#### Required work:
Retype each record exactly, please. Skip none.

#### Provided data:
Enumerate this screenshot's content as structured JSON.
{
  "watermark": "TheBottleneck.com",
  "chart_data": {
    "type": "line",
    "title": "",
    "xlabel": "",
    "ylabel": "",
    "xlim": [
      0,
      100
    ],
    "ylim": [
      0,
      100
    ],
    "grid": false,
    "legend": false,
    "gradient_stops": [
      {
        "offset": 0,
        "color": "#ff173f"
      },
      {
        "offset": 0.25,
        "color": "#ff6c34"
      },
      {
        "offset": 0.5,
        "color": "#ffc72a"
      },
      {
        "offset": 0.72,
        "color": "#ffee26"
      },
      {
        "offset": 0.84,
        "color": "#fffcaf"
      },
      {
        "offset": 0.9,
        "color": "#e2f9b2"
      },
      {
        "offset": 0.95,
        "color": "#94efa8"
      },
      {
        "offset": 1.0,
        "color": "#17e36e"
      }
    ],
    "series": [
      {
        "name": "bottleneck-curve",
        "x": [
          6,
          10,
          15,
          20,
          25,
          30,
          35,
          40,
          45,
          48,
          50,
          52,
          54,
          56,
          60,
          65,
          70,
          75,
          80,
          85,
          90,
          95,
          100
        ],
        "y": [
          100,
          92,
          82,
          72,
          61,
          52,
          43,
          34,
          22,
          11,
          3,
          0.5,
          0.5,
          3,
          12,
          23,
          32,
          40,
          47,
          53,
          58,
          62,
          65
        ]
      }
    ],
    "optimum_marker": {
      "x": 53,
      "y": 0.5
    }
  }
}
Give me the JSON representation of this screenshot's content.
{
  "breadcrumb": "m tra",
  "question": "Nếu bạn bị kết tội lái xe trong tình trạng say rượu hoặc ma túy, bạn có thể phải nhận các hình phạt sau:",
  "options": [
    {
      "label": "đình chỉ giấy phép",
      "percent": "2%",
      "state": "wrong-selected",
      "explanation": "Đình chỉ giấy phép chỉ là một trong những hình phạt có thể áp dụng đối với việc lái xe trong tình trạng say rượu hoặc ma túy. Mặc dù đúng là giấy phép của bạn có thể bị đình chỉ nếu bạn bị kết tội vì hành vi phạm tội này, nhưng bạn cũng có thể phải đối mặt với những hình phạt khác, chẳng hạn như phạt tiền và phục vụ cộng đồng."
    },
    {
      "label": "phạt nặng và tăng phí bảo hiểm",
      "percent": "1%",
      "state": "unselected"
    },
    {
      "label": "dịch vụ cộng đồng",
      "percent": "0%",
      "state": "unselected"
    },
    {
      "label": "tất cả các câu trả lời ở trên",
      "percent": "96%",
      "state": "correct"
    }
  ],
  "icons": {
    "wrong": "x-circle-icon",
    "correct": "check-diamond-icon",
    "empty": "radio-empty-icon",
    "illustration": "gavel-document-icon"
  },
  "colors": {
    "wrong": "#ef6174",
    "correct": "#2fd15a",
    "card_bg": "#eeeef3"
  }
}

#### Response area:
Enumerate this screenshot's content as structured JSON.
{
  "watermark": "TheBottleneck.com",
  "chart_data": {
    "type": "line",
    "title": "",
    "xlabel": "",
    "ylabel": "",
    "xlim": [
      0,
      100
    ],
    "ylim": [
      0,
      100
    ],
    "grid": false,
    "legend": false,
    "gradient_stops": [
      {
        "offset": 0,
        "color": "#ff173f"
      },
      {
        "offset": 0.25,
        "color": "#ff6c34"
      },
      {
        "offset": 0.5,
        "color": "#ffc72a"
      },
      {
        "offset": 0.72,
        "color": "#ffee26"
      },
      {
        "offset": 0.84,
        "color": "#fffcaf"
      },
      {
        "offset": 0.9,
        "color": "#e2f9b2"
      },
      {
        "offset": 0.95,
        "color": "#94efa8"
      },
      {
        "offset": 1.0,
        "color": "#17e36e"
      }
    ],
    "series": [
      {
        "name": "bottleneck-curve",
        "x": [
          6,
          10,
          15,
          20,
          25,
          30,
          35,
          40,
          45,
          48,
          50,
          52,
          54,
          56,
          60,
          65,
          70,
          75,
          80,
          85,
          90,
          95,
          100
        ],
        "y": [
          100,
          92,
          82,
          72,
          61,
          52,
          43,
          34,
          22,
          11,
          3,
          0.5,
          0.5,
          3,
          12,
          23,
          32,
          40,
          47,
          53,
          58,
          62,
          65
        ]
      }
    ],
    "optimum_marker": {
      "x": 53,
      "y": 0.5
    }
  }
}
Give me the JSON representation of this screenshot's content.
{
  "breadcrumb": "m tra",
  "question": "Nếu bạn bị kết tội lái xe trong tình trạng say rượu hoặc ma túy, bạn có thể phải nhận các hình phạt sau:",
  "options": [
    {
      "label": "đình chỉ giấy phép",
      "percent": "2%",
      "state": "wrong-selected",
      "explanation": "Đình chỉ giấy phép chỉ là một trong những hình phạt có thể áp dụng đối với việc lái xe trong tình trạng say rượu hoặc ma túy. Mặc dù đúng là giấy phép của bạn có thể bị đình chỉ nếu bạn bị kết tội vì hành vi phạm tội này, nhưng bạn cũng có thể phải đối mặt với những hình phạt khác, chẳng hạn như phạt tiền và phục vụ cộng đồng."
    },
    {
      "label": "phạt nặng và tăng phí bảo hiểm",
      "percent": "1%",
      "state": "unselected"
    },
    {
      "label": "dịch vụ cộng đồng",
      "percent": "0%",
      "state": "unselected"
    },
    {
      "label": "tất cả các câu trả lời ở trên",
      "percent": "96%",
      "state": "correct"
    }
  ],
  "icons": {
    "wrong": "x-circle-icon",
    "correct": "check-diamond-icon",
    "empty": "radio-empty-icon",
    "illustration": "gavel-document-icon"
  },
  "colors": {
    "wrong": "#ef6174",
    "correct": "#2fd15a",
    "card_bg": "#eeeef3"
  }
}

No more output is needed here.